Having spent the latter half of 2014 watching in horror as online mobs hounded women in gaming (for having committed the unspeakable sin of being women), I’m surprised that Coligado is surprised. Men on the internet are awful to women on the internet; why wouldn’t they be marginally less awful in person? But on the other hand, it has to be a good sign that someone can make it to their second year in college before encountering sexism.

That being said, some of stuff she’s experienced is pretty astounding. My favorite is the “well, then I should have applied” guy. Maybe computer science isn’t much more full of sexism than other fields; maybe these guys are just socially tone-deaf. (Nah.)

Published in It's a Man's World on

Metaphors as a Service

Matthew Butterick, whose book Typography for Lawyers ought to be mandatory reading in law school, doesn’t like Medium. He sounds a little ambivalent about it typographically. Really, you get a sense of where the bulk of his antipathy lies from the title of his blog post, Billionaire’s Typewriter:

Whereas the tra­di­tional type­writer of­fered free­dom at the cost of de­sign, the bil­lion­aire’s type­writer of­fers con­ve­nience at the cost of freedom.

As a writer and tool­smith, I’ve found the rush to em­brace these sys­tems per­plex­ing. Not be­cause I’m cur­mud­geonly. Not be­cause I fail to un­der­stand that peo­ple, in­clud­ing writ­ers, en­joy things that are free and convenient.

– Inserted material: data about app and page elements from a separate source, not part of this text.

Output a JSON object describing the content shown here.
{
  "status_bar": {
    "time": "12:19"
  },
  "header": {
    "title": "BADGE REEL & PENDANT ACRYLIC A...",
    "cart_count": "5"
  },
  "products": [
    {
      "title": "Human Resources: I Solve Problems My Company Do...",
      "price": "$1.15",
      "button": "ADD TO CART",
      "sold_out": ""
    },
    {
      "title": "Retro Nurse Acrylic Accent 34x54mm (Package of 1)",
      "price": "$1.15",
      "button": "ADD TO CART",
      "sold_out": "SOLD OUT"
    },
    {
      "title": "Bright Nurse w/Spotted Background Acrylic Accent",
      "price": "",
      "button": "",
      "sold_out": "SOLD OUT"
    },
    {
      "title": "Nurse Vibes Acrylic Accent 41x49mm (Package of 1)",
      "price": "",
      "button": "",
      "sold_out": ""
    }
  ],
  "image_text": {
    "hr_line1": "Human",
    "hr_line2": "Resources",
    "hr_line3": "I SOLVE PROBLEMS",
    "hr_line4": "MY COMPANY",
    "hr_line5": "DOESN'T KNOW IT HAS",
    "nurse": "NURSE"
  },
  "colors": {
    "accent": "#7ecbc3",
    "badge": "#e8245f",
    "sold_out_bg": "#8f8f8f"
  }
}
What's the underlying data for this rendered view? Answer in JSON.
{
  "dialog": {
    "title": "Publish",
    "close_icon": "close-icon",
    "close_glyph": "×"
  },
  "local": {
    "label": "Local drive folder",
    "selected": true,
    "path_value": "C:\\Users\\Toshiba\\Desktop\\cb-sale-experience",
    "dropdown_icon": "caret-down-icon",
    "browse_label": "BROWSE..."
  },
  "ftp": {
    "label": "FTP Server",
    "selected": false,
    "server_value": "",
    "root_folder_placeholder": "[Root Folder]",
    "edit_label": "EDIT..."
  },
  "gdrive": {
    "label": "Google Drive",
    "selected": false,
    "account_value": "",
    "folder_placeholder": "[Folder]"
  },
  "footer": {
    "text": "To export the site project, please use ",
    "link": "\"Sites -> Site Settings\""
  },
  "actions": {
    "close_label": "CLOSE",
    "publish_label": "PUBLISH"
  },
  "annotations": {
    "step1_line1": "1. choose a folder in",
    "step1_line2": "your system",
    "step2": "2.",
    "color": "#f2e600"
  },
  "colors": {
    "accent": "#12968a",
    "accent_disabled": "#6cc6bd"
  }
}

Rather, be­cause gen­tle scrutiny re­veals that these sys­tems are pow­ered by a form of hu­man frack­ing. To get his frack­ing per­mit on your ter­ri­tory, Mr. Williams (the multi­bil­lion­aire) needs to per­suade you (the writer) that a key con­sid­er­a­tion in your work (namely, how & where you of­fer it to read­ers) is a “waste of time.”

Human Fracking as a Service probably won’t catch on, but it’s a pretty apt description of these platforms that offer nothing so much as the chance to power a platform.

Published in Disrupt Everything on

Social Justice Costs

A quick lesson in the irrational economics of social justice:

Matthew Yglesias, writing for Vox, cites a study performed by the Central Florida Commission on Homelessness that found giving homeless people free housing and casework saves tens of thousands of dollars per homeless person.

The region spends $31,000 a year per homeless person on “the salaries of law-enforcement officers to arrest and transport homeless individuals — largely for nonviolent offenses such as trespassing, public intoxication or sleeping in parks — as well as the cost of jail stays, emergency-room visits and hospitalization for medical and psychiatric issues.” By contrast, getting each homeless person a house and a caseworker to supervise their needs would cost about $10,000 per person.

It’s not just Central Florida; this sort of study has been performed with the same findings in North Carolina and Colorado.

In the interest of making sure none of these homeless people receive even a sliver of free help that they might not have earned, it appears we as a society have opted to spend an extra $20,000 per homeless person. The rational choice would be to go for the ounce of prevention, rather than the pound of cure.

Likewise, a study by the Vera Institute for Justice in 2012 charted 40 states’ spending on prisons, per person in prison. Tal Yellin at CNNMoney charted this against those states’ spending per K-12 student, and the result isn’t pretty.

Again, we could spend a lot less money keeping people in jail if we spent more money providing an education that gave kids a real opportunity for bettering themselves. We’re certainly not going to empty every prison in America by throwing more money at schools; however, high school drop outs are subjected to certain socioeconomic forces that send a lot of them to prison. The incarceration rate for 16-24 year old dropouts is 63 times higher than non-dropouts. An education can help kids get out of that pipeline. An underfunded school system simply can’t.

Published in This Doesn't Add Up on